¶4 In cases where criminal prosecutions are instituted and contracts made a part of the consideration being for the discontinuance of such prosecutions, the public has an interest in having such contracts stricken down, not only that the individual may not be protected against such coercion, but also that there may be no such embarrassment or impediments against the enforcement of the criminal laws. For that reason the party executing the same may by plea and proof avoid such contract, and the parties to such agreement proceeded against by the commonwealth criminally. In either event the burden is upon the individual or state that assumes the burden to show that such contract was made for the purpose of discontinuing a criminal prosecution or compromising a crime.

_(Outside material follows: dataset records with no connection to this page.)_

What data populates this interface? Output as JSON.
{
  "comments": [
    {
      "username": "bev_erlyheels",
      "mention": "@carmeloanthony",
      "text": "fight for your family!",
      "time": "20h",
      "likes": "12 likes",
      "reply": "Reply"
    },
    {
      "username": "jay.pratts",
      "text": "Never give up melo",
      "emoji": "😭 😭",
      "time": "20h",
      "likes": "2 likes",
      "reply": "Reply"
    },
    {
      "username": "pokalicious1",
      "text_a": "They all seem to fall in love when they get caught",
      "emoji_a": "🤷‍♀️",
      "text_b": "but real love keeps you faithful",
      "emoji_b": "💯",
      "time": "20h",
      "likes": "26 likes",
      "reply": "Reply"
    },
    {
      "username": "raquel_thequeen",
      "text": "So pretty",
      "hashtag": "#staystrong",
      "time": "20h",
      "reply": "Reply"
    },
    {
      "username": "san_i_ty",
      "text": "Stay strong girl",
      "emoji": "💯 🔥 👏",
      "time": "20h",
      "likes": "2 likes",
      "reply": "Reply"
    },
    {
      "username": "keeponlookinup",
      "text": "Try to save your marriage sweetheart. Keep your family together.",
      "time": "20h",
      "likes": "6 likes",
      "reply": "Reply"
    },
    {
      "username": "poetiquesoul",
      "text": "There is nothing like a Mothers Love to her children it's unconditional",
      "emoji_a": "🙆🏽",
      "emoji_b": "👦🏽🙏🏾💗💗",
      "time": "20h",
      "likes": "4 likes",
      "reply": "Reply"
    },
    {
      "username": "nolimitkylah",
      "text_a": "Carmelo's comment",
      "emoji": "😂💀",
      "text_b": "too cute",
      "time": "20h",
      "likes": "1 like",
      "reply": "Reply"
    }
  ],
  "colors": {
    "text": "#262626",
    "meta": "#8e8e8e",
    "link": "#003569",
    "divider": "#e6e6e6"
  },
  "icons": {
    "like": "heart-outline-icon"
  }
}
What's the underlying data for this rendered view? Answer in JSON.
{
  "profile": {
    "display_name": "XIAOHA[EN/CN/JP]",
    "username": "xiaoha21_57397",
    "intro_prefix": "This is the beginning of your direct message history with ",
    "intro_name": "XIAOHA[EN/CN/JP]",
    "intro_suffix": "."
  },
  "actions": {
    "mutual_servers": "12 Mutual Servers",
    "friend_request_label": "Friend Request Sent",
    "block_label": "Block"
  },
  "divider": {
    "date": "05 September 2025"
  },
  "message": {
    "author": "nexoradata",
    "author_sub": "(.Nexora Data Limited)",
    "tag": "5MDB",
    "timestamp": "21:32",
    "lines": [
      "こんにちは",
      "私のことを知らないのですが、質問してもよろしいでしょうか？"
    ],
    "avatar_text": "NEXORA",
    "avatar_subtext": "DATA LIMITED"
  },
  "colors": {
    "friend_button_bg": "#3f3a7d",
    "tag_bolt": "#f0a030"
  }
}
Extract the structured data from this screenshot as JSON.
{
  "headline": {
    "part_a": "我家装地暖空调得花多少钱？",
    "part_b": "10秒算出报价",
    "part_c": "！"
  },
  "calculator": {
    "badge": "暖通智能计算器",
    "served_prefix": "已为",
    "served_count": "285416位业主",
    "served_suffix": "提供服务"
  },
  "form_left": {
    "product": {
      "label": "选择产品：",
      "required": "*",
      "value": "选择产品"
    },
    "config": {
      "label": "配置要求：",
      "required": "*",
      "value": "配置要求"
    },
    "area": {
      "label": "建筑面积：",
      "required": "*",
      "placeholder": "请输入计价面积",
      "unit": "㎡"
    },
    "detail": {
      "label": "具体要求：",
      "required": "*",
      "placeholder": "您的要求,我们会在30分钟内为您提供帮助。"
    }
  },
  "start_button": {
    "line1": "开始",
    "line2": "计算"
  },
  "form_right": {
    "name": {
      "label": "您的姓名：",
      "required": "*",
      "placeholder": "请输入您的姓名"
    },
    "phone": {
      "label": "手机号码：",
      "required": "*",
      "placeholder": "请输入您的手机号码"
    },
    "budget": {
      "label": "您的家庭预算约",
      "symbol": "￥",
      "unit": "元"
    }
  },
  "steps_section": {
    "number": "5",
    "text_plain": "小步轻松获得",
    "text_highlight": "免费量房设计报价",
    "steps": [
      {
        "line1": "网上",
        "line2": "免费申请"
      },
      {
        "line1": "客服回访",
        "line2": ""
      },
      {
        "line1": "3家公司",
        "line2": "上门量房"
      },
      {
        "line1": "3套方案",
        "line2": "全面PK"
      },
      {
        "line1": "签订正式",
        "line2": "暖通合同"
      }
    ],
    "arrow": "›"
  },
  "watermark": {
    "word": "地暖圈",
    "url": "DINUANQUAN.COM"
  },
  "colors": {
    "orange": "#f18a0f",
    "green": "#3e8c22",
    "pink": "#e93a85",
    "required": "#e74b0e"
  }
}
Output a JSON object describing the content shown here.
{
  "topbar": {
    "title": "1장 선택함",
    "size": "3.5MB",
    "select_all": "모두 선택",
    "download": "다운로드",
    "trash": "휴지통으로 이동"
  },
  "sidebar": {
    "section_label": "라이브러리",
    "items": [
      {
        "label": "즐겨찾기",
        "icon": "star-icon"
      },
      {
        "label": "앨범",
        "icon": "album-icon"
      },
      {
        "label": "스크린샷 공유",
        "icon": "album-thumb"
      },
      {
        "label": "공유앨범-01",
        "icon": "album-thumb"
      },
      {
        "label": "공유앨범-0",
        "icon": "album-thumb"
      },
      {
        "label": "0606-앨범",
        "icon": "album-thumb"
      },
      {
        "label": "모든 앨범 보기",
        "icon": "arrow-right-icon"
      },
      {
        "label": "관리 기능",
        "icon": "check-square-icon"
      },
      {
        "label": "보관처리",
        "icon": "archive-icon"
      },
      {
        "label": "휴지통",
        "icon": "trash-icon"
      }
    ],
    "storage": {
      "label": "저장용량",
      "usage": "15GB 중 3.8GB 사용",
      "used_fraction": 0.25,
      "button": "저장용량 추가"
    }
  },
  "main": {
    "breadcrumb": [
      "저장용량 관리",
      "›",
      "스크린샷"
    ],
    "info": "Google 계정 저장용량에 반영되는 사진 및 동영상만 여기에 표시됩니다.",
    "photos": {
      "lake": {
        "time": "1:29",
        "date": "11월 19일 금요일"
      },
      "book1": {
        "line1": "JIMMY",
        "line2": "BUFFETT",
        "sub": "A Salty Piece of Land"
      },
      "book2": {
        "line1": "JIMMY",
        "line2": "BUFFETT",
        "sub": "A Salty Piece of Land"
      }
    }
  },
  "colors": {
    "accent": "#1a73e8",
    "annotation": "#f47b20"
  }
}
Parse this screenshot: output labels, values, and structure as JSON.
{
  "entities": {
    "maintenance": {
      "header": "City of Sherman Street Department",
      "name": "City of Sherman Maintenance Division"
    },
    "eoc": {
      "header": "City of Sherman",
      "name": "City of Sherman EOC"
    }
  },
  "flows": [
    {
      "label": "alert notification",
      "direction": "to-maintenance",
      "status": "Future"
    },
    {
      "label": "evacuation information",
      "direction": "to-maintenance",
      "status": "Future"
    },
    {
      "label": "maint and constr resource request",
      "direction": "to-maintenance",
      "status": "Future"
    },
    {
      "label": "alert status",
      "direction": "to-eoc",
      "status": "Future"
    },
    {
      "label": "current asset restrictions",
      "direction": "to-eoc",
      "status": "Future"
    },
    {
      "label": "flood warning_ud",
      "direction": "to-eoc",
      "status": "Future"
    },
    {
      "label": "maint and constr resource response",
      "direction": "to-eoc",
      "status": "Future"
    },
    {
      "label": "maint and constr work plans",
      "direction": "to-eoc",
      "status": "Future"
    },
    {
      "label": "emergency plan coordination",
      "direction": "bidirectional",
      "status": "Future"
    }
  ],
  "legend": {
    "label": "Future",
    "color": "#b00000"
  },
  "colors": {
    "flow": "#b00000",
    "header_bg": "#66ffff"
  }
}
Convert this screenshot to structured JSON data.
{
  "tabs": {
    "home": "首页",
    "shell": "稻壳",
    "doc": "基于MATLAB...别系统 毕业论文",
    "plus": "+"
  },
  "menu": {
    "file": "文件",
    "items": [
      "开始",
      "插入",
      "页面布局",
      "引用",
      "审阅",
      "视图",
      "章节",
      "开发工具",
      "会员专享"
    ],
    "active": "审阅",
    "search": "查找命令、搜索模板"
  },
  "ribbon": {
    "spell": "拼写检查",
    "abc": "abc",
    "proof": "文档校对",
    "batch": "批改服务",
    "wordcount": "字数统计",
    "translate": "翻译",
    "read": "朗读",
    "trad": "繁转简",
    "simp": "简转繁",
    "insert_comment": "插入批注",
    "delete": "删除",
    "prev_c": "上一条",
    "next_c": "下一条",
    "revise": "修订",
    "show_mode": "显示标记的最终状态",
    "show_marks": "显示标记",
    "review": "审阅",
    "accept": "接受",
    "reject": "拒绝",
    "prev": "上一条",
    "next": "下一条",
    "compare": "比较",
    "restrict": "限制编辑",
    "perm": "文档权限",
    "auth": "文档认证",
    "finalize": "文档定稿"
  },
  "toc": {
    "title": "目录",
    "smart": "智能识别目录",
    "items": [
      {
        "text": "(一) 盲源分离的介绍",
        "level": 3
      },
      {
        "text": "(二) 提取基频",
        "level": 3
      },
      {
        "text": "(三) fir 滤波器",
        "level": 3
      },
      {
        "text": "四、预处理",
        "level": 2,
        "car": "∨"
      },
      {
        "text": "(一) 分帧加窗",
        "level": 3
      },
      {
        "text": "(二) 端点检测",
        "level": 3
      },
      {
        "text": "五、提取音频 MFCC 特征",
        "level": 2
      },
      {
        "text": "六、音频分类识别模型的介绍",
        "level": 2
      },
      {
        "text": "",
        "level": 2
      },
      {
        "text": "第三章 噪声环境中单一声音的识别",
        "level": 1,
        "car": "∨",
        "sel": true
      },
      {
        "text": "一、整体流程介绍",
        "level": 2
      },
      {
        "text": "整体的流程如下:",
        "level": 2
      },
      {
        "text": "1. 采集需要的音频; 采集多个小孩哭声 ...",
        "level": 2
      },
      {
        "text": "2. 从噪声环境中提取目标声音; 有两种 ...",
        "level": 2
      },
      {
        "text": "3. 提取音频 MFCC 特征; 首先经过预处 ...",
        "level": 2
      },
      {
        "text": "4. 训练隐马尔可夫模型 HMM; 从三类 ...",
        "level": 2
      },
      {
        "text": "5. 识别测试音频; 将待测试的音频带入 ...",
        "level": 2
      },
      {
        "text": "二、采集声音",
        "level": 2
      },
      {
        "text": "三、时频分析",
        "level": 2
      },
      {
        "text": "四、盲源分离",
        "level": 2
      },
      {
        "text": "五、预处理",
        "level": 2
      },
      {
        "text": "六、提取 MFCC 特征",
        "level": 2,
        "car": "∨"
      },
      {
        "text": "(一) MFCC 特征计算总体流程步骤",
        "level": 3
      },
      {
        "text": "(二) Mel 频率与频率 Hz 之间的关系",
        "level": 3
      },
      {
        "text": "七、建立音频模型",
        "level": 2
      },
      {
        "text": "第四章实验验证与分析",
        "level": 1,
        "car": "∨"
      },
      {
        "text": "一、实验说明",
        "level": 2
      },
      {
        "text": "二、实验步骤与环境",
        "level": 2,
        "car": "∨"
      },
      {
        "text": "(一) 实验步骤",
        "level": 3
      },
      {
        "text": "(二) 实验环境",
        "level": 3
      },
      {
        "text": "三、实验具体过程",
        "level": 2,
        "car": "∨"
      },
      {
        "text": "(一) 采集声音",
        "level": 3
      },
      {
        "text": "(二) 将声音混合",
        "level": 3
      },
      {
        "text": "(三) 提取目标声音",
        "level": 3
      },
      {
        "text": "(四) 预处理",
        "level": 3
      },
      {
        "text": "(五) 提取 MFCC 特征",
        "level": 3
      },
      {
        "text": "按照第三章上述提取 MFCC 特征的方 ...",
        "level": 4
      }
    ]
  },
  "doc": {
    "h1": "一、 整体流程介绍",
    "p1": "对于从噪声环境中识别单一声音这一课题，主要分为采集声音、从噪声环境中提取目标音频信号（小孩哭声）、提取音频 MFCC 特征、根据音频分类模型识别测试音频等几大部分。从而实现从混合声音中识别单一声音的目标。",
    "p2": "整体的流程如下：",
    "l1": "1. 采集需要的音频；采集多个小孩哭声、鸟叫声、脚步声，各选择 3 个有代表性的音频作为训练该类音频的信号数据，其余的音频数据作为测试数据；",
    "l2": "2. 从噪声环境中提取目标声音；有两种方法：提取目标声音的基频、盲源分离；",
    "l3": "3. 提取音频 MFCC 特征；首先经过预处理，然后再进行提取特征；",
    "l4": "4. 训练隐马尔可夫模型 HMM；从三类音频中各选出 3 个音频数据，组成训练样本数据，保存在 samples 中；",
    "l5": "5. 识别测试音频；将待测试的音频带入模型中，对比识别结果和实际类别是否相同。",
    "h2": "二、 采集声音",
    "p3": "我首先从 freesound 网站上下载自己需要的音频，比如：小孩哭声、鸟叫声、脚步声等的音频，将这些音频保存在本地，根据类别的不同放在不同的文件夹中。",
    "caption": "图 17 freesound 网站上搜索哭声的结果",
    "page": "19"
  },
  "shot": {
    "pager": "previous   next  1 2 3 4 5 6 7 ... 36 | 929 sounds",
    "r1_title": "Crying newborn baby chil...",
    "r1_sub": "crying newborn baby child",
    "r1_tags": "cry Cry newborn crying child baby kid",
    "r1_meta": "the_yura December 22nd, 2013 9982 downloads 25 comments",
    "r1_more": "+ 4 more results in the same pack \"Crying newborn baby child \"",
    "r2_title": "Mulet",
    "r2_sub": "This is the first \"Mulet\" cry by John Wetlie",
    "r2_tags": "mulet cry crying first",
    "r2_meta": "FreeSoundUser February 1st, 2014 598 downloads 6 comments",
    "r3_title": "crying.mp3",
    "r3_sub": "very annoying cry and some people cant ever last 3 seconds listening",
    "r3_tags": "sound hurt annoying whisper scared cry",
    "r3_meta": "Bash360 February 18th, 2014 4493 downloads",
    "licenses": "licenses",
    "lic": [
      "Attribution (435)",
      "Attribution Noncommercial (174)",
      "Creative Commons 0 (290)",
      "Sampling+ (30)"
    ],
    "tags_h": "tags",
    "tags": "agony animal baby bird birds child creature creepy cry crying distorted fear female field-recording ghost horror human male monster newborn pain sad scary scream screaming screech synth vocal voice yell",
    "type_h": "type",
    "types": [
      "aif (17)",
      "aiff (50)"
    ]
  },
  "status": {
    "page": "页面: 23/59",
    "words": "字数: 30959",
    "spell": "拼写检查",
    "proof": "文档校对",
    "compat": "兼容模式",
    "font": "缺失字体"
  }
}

¶5 No injustice appears to have been done the plaintiffs in error by the decree of the lower court. It appears that the indebtedness from the plaintiff in error Christopher E. Horn to the defendant in error was in excess of the amount of said note, as ascertained by the board of arbitrators, and the master and chancellor have found against the plaintiffs in error on the question as to a part of the consideration being the compromise of a prosecution for a crime. There being testimony reasonably supporting such finding, at any rate a preponderance in favor of the finding, the decree of the lower court will not be disturbed.
¶6 The plaintiffs in error attached to their supplemental brief a certified copy of an amendment to the answer of the defendant in a certain case now pending in the district court of Wagoner county, state of Oklahoma, styled "Christopher E. Horn, Plaintiff, v. William M. Gibson, Defendant, No. 1762," with a view of showing an admission by the defendant, Gibson, in that answer contrary to his contention in this case; but this court has jurisdiction of this case in an appellate capacity only, and we know of no statute or authority that would justify us in considering matters dehors the record proper, which includes only such matters as may be brought up by the transcript or case-made. This being contained in neither, and under no circumstances could it have been incorporated in the case-made, we are not permitted to consider this certified copy of said amendment for any purpose in this case, and consequently it cannot have any bearing on this court, for any purpose whatever.
¶8 All the Justices concur.